> [Try it]:
Go through the records line by line and work out how many lines hold the word "Email". Answer with the number only.

Dataset rows describing interfaces
== Segment start ==
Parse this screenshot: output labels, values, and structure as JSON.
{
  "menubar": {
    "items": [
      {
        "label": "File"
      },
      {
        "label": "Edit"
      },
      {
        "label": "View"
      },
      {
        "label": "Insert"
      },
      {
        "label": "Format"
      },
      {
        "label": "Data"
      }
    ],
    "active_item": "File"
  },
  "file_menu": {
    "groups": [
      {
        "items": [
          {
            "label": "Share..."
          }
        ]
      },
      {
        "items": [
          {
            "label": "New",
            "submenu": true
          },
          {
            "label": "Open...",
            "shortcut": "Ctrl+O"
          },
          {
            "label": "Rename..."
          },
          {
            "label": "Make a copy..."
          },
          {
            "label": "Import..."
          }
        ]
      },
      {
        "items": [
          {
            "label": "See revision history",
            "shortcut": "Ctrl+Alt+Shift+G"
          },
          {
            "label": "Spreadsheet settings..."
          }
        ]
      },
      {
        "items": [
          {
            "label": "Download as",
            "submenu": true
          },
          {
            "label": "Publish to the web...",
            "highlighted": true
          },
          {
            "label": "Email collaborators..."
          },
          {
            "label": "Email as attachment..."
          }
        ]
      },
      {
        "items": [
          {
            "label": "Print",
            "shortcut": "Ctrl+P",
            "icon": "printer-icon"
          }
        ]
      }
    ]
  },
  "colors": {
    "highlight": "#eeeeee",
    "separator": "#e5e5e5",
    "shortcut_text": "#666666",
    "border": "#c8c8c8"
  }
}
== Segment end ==
> [Written response]:
2